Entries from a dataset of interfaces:
* * *

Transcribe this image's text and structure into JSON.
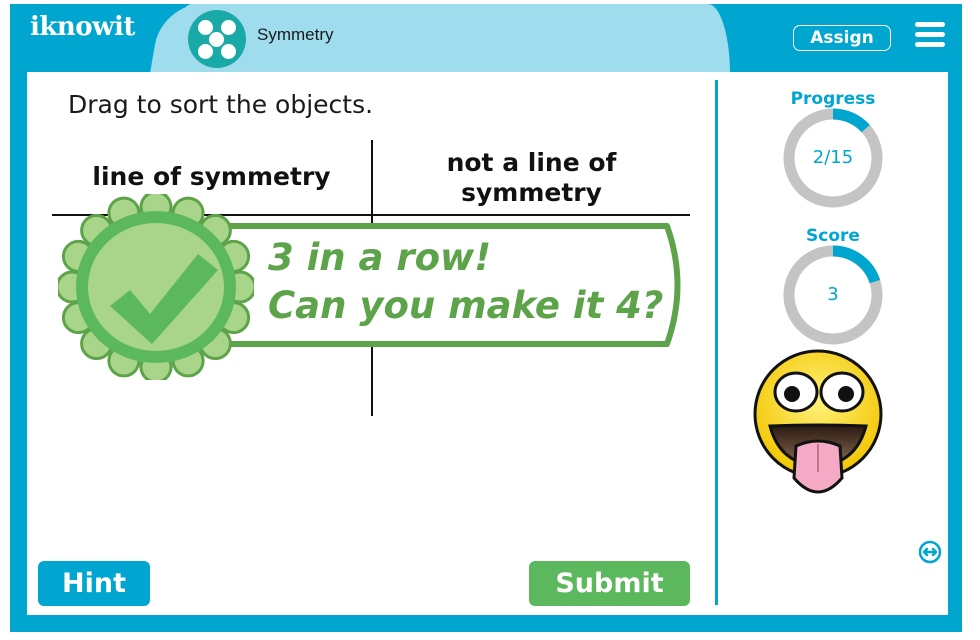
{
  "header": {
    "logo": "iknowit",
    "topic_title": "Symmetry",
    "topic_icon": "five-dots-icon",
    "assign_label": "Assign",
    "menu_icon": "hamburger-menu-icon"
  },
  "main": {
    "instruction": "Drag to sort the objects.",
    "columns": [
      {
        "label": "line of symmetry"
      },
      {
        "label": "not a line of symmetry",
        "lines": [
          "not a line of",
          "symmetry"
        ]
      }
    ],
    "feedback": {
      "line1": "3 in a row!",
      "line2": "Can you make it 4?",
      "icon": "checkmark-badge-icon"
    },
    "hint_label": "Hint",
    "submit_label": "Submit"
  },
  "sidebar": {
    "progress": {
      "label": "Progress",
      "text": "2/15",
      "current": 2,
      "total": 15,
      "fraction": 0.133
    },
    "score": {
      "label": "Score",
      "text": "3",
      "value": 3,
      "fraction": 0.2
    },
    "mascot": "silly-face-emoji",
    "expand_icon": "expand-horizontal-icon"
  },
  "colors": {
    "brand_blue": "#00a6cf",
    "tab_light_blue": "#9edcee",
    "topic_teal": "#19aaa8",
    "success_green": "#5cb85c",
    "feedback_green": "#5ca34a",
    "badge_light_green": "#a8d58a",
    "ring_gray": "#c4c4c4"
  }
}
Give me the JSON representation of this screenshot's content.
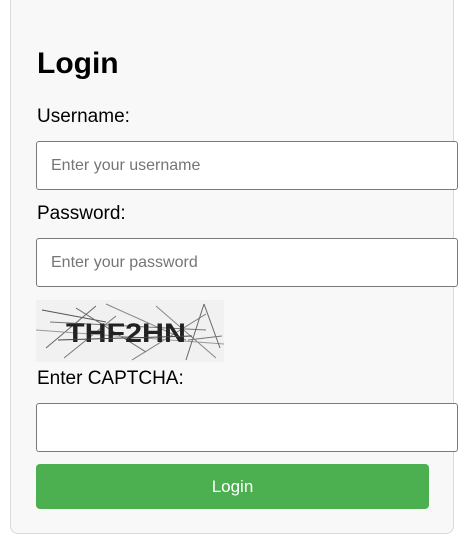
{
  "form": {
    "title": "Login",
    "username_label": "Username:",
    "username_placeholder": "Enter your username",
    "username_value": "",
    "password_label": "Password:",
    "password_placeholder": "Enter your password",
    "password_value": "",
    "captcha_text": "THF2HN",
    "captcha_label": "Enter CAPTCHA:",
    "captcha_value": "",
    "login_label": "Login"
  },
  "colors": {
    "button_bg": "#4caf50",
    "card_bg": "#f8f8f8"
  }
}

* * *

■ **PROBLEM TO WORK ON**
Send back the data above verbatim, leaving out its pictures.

■ **ANSWER TO THE PROBLEM**
Transcribe this image's text and structure into JSON.
{
  "header": {
    "logo": "iknowit",
    "topic_title": "Symmetry",
    "topic_icon": "five-dots-icon",
    "assign_label": "Assign",
    "menu_icon": "hamburger-menu-icon"
  },
  "main": {
    "instruction": "Drag to sort the objects.",
    "columns": [
      {
        "label": "line of symmetry"
      },
      {
        "label": "not a line of symmetry",
        "lines": [
          "not a line of",
          "symmetry"
        ]
      }
    ],
    "feedback": {
      "line1": "3 in a row!",
      "line2": "Can you make it 4?",
      "icon": "checkmark-badge-icon"
    },
    "hint_label": "Hint",
    "submit_label": "Submit"
  },
  "sidebar": {
    "progress": {
      "label": "Progress",
      "text": "2/15",
      "current": 2,
      "total": 15,
      "fraction": 0.133
    },
    "score": {
      "label": "Score",
      "text": "3",
      "value": 3,
      "fraction": 0.2
    },
    "mascot": "silly-face-emoji",
    "expand_icon": "expand-horizontal-icon"
  },
  "colors": {
    "brand_blue": "#00a6cf",
    "tab_light_blue": "#9edcee",
    "topic_teal": "#19aaa8",
    "success_green": "#5cb85c",
    "feedback_green": "#5ca34a",
    "badge_light_green": "#a8d58a",
    "ring_gray": "#c4c4c4"
  }
}
Give me the JSON representation of this screenshot's content.
{
  "form": {
    "title": "Login",
    "username_label": "Username:",
    "username_placeholder": "Enter your username",
    "username_value": "",
    "password_label": "Password:",
    "password_placeholder": "Enter your password",
    "password_value": "",
    "captcha_text": "THF2HN",
    "captcha_label": "Enter CAPTCHA:",
    "captcha_value": "",
    "login_label": "Login"
  },
  "colors": {
    "button_bg": "#4caf50",
    "card_bg": "#f8f8f8"
  }
}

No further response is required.